*Task instructions*: Where the string "true" occurs in the material below, report the whole line.

*Material to process*:
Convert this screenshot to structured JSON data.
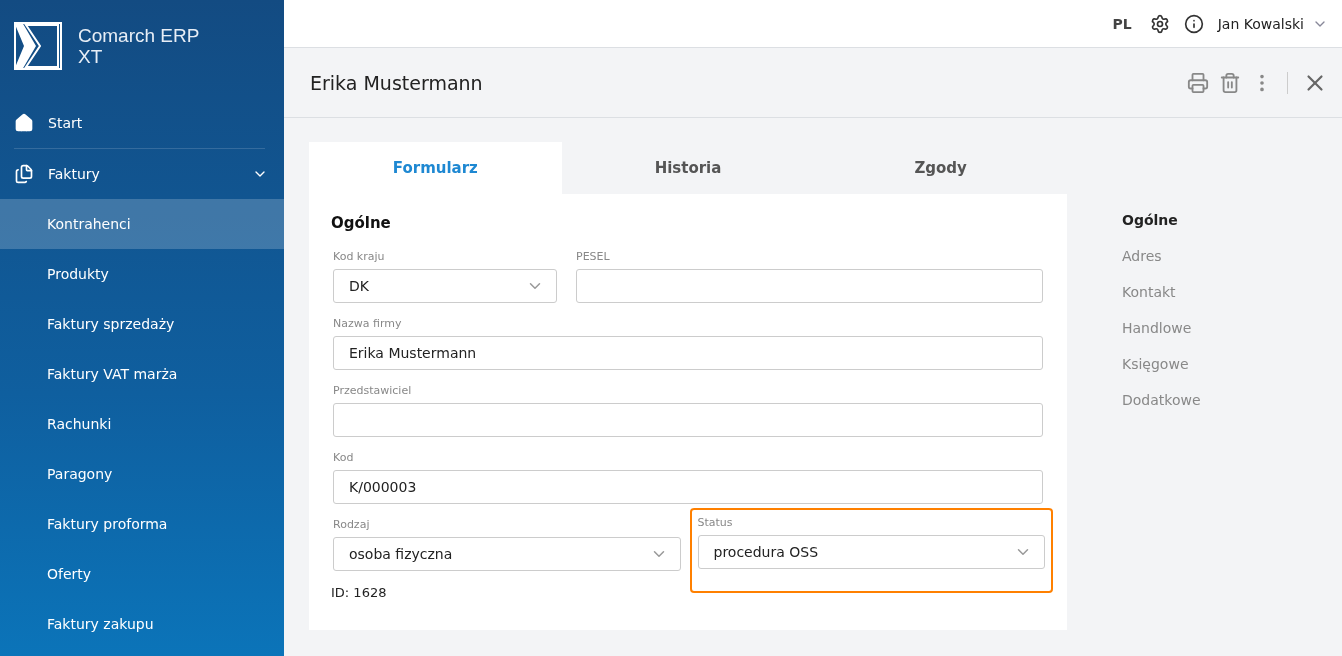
{
  "brand": {
    "name": "Comarch ERP XT"
  },
  "sidebar": {
    "items": [
      {
        "label": "Start",
        "kind": "home",
        "selected": false
      },
      {
        "label": "Faktury",
        "kind": "docs",
        "selected": false,
        "expanded": true,
        "children": [
          {
            "label": "Kontrahenci",
            "selected": true
          },
          {
            "label": "Produkty",
            "selected": false
          },
          {
            "label": "Faktury sprzedaży",
            "selected": false
          },
          {
            "label": "Faktury VAT marża",
            "selected": false
          },
          {
            "label": "Rachunki",
            "selected": false
          },
          {
            "label": "Paragony",
            "selected": false
          },
          {
            "label": "Faktury proforma",
            "selected": false
          },
          {
            "label": "Oferty",
            "selected": false
          },
          {
            "label": "Faktury zakupu",
            "selected": false
          }
        ]
      }
    ]
  },
  "topbar": {
    "language": "PL",
    "user": "Jan Kowalski"
  },
  "record": {
    "title": "Erika Mustermann"
  },
  "tabs": [
    {
      "label": "Formularz",
      "selected": true
    },
    {
      "label": "Historia",
      "selected": false
    },
    {
      "label": "Zgody",
      "selected": false
    }
  ],
  "form": {
    "section": "Ogólne",
    "rows": [
      [
        {
          "kind": "select",
          "label": "Kod kraju",
          "value": "DK",
          "highlighted": false,
          "narrow": true
        },
        {
          "kind": "text",
          "label": "PESEL",
          "highlighted": false,
          "narrow": false
        }
      ],
      [
        {
          "kind": "text",
          "label": "Nazwa firmy",
          "value": "Erika Mustermann",
          "highlighted": false
        }
      ],
      [
        {
          "kind": "text",
          "label": "Przedstawiciel",
          "highlighted": false
        }
      ],
      [
        {
          "kind": "text",
          "label": "Kod",
          "value": "K/000003",
          "highlighted": false
        }
      ],
      [
        {
          "kind": "select",
          "label": "Rodzaj",
          "value": "osoba fizyczna",
          "highlighted": false
        },
        {
          "kind": "select",
          "label": "Status",
          "value": "procedura OSS",
          "highlighted": true
        }
      ]
    ],
    "id_text": "ID: 1628"
  },
  "section_nav": [
    {
      "label": "Ogólne",
      "selected": true
    },
    {
      "label": "Adres",
      "selected": false
    },
    {
      "label": "Kontakt",
      "selected": false
    },
    {
      "label": "Handlowe",
      "selected": false
    },
    {
      "label": "Księgowe",
      "selected": false
    },
    {
      "label": "Dodatkowe",
      "selected": false
    }
  ]
}
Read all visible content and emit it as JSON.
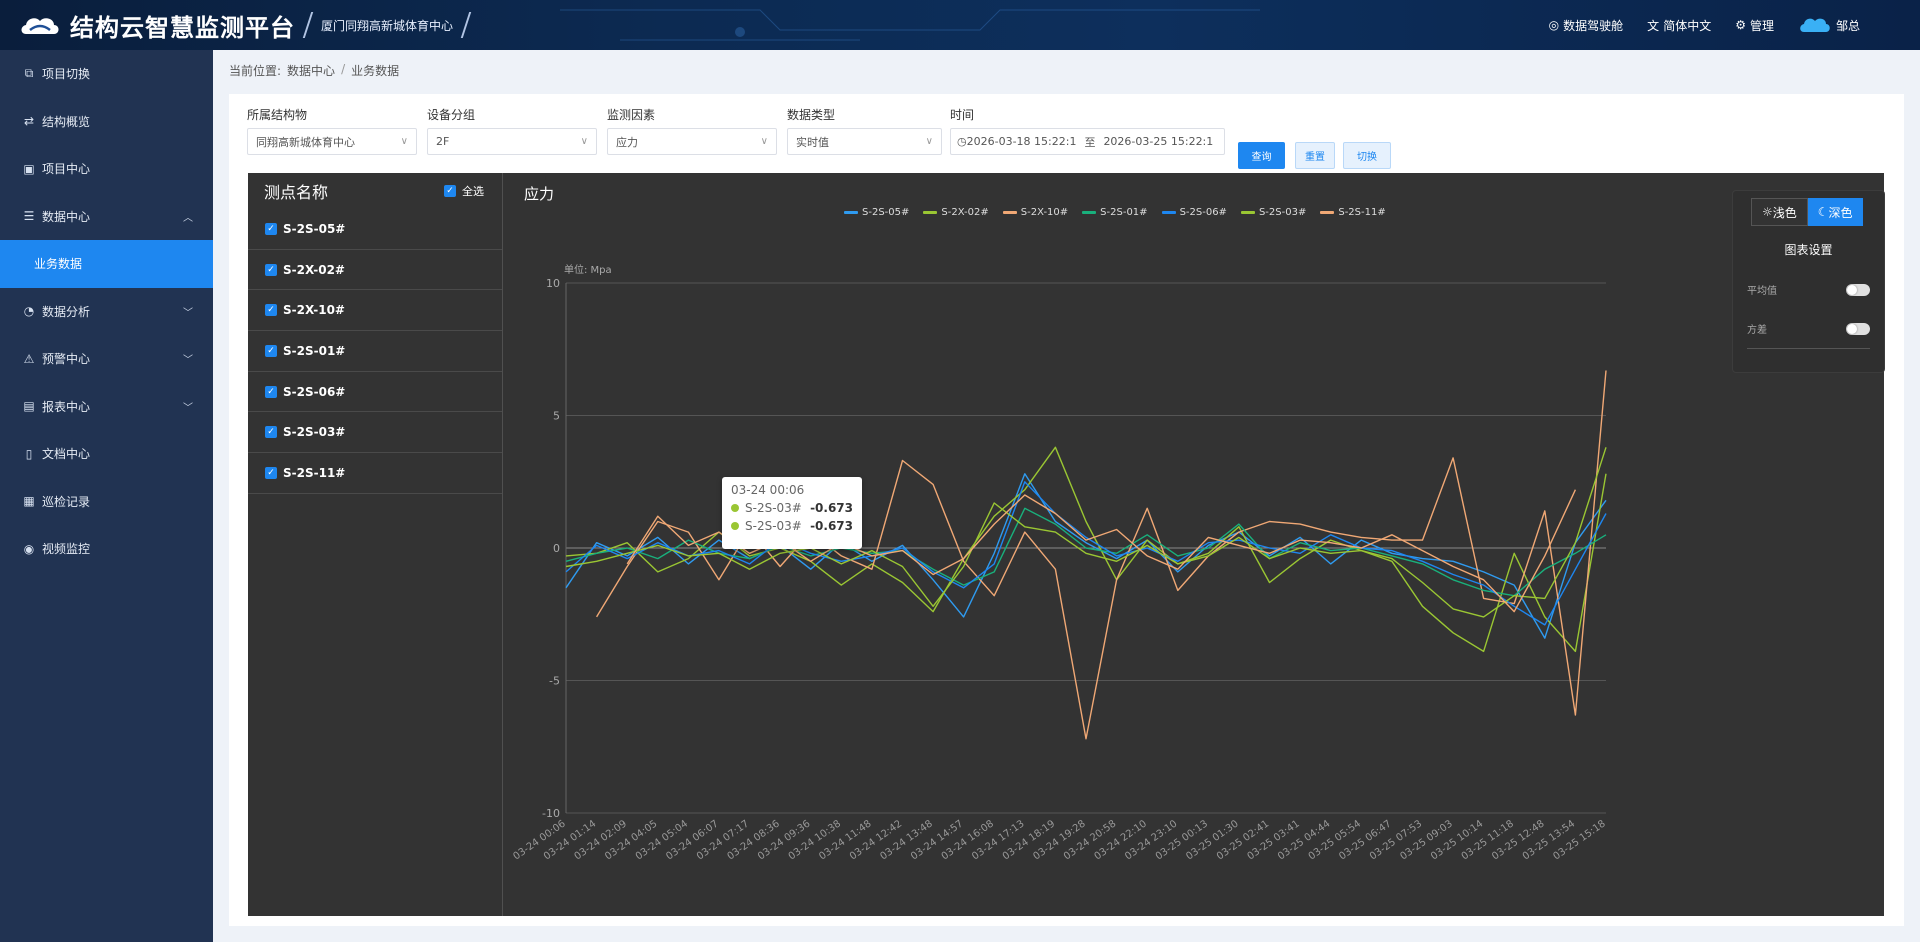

*Exercise output*:
        "expanded": true,
            "selected": true
      "selected": true
          "narrow": true
          "highlighted": true
      "selected": true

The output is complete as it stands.